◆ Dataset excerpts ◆
·····

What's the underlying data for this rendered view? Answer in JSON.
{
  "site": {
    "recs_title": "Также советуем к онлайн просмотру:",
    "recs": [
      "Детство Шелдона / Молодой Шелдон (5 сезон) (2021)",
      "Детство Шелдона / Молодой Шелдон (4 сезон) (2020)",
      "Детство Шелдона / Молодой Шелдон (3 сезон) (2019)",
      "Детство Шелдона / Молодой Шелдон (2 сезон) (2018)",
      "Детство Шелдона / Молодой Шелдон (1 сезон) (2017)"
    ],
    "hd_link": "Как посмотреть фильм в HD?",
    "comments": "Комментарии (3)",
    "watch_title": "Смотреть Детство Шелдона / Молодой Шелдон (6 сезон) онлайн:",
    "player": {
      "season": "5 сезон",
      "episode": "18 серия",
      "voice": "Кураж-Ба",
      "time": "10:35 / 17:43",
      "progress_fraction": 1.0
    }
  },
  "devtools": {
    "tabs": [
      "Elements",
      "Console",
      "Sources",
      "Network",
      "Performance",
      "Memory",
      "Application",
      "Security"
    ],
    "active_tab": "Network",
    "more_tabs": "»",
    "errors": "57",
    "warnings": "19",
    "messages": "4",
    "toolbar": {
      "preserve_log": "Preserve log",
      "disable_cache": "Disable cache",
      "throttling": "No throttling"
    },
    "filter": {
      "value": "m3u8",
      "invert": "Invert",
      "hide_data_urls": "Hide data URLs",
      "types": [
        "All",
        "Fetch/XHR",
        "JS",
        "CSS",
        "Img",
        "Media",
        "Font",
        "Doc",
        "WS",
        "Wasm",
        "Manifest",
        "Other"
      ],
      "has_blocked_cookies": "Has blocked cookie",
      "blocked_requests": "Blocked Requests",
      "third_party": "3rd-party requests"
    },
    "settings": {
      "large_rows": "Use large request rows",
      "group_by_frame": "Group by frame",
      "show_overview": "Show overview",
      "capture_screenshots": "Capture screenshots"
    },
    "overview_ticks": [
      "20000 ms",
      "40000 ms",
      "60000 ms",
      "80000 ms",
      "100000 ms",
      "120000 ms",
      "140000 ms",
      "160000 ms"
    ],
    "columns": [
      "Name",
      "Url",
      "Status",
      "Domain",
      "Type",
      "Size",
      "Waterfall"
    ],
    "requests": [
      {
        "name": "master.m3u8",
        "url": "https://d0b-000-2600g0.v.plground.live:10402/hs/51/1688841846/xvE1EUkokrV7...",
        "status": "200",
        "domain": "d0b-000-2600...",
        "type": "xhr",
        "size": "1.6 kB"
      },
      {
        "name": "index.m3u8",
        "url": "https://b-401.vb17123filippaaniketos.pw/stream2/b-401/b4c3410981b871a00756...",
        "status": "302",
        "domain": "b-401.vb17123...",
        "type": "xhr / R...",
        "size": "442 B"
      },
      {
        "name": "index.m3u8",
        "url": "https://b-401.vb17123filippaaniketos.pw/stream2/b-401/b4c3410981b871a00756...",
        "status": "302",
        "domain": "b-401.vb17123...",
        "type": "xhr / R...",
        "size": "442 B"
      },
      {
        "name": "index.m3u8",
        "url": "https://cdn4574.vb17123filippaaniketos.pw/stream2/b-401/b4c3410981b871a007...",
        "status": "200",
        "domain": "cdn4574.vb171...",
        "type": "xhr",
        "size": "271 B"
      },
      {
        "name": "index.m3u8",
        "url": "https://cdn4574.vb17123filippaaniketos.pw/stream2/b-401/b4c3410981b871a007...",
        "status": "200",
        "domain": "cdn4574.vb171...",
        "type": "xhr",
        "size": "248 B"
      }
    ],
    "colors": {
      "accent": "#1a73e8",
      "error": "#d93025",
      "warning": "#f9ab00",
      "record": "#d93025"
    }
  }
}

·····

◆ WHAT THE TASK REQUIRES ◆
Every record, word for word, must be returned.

◆ EXERCISE OUTPUT ◆
What's the underlying data for this rendered view? Answer in JSON.
{
  "site": {
    "recs_title": "Также советуем к онлайн просмотру:",
    "recs": [
      "Детство Шелдона / Молодой Шелдон (5 сезон) (2021)",
      "Детство Шелдона / Молодой Шелдон (4 сезон) (2020)",
      "Детство Шелдона / Молодой Шелдон (3 сезон) (2019)",
      "Детство Шелдона / Молодой Шелдон (2 сезон) (2018)",
      "Детство Шелдона / Молодой Шелдон (1 сезон) (2017)"
    ],
    "hd_link": "Как посмотреть фильм в HD?",
    "comments": "Комментарии (3)",
    "watch_title": "Смотреть Детство Шелдона / Молодой Шелдон (6 сезон) онлайн:",
    "player": {
      "season": "5 сезон",
      "episode": "18 серия",
      "voice": "Кураж-Ба",
      "time": "10:35 / 17:43",
      "progress_fraction": 1.0
    }
  },
  "devtools": {
    "tabs": [
      "Elements",
      "Console",
      "Sources",
      "Network",
      "Performance",
      "Memory",
      "Application",
      "Security"
    ],
    "active_tab": "Network",
    "more_tabs": "»",
    "errors": "57",
    "warnings": "19",
    "messages": "4",
    "toolbar": {
      "preserve_log": "Preserve log",
      "disable_cache": "Disable cache",
      "throttling": "No throttling"
    },
    "filter": {
      "value": "m3u8",
      "invert": "Invert",
      "hide_data_urls": "Hide data URLs",
      "types": [
        "All",
        "Fetch/XHR",
        "JS",
        "CSS",
        "Img",
        "Media",
        "Font",
        "Doc",
        "WS",
        "Wasm",
        "Manifest",
        "Other"
      ],
      "has_blocked_cookies": "Has blocked cookie",
      "blocked_requests": "Blocked Requests",
      "third_party": "3rd-party requests"
    },
    "settings": {
      "large_rows": "Use large request rows",
      "group_by_frame": "Group by frame",
      "show_overview": "Show overview",
      "capture_screenshots": "Capture screenshots"
    },
    "overview_ticks": [
      "20000 ms",
      "40000 ms",
      "60000 ms",
      "80000 ms",
      "100000 ms",
      "120000 ms",
      "140000 ms",
      "160000 ms"
    ],
    "columns": [
      "Name",
      "Url",
      "Status",
      "Domain",
      "Type",
      "Size",
      "Waterfall"
    ],
    "requests": [
      {
        "name": "master.m3u8",
        "url": "https://d0b-000-2600g0.v.plground.live:10402/hs/51/1688841846/xvE1EUkokrV7...",
        "status": "200",
        "domain": "d0b-000-2600...",
        "type": "xhr",
        "size": "1.6 kB"
      },
      {
        "name": "index.m3u8",
        "url": "https://b-401.vb17123filippaaniketos.pw/stream2/b-401/b4c3410981b871a00756...",
        "status": "302",
        "domain": "b-401.vb17123...",
        "type": "xhr / R...",
        "size": "442 B"
      },
      {
        "name": "index.m3u8",
        "url": "https://b-401.vb17123filippaaniketos.pw/stream2/b-401/b4c3410981b871a00756...",
        "status": "302",
        "domain": "b-401.vb17123...",
        "type": "xhr / R...",
        "size": "442 B"
      },
      {
        "name": "index.m3u8",
        "url": "https://cdn4574.vb17123filippaaniketos.pw/stream2/b-401/b4c3410981b871a007...",
        "status": "200",
        "domain": "cdn4574.vb171...",
        "type": "xhr",
        "size": "271 B"
      },
      {
        "name": "index.m3u8",
        "url": "https://cdn4574.vb17123filippaaniketos.pw/stream2/b-401/b4c3410981b871a007...",
        "status": "200",
        "domain": "cdn4574.vb171...",
        "type": "xhr",
        "size": "248 B"
      }
    ],
    "colors": {
      "accent": "#1a73e8",
      "error": "#d93025",
      "warning": "#f9ab00",
      "record": "#d93025"
    }
  }
}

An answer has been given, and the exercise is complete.